§ **Work to be completed**
Look through the data below for the string "comment", and copy every line where it turns up.

[Source records — start]

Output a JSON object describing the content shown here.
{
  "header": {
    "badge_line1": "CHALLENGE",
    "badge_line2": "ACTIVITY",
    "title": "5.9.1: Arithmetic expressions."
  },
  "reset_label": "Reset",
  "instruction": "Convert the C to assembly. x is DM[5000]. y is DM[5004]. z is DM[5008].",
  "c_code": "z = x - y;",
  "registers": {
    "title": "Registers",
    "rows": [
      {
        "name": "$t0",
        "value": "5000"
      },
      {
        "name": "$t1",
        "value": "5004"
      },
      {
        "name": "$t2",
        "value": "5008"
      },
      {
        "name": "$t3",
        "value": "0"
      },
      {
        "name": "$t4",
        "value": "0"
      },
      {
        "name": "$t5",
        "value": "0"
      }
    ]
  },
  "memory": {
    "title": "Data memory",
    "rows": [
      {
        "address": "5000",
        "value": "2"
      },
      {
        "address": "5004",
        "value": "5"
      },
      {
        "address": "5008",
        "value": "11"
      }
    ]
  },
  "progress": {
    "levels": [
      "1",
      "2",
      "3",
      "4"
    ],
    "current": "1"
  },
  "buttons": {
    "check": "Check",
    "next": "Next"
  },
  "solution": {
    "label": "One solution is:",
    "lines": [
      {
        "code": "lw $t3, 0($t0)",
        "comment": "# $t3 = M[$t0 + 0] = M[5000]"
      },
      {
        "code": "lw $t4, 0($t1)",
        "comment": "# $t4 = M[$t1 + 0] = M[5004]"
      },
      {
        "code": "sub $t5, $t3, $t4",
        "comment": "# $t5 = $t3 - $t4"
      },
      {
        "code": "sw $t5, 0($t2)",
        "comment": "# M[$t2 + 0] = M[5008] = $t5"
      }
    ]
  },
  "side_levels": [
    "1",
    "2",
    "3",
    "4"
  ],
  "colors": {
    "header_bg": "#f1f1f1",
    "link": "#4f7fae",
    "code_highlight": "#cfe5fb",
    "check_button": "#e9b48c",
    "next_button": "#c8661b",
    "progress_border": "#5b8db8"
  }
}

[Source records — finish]

§ **Solution for this problem**
        "comment": "# $t3 = M[$t0 + 0] = M[5000]"
        "comment": "# $t4 = M[$t1 + 0] = M[5004]"
        "comment": "# $t5 = $t3 - $t4"
        "comment": "# M[$t2 + 0] = M[5008] = $t5"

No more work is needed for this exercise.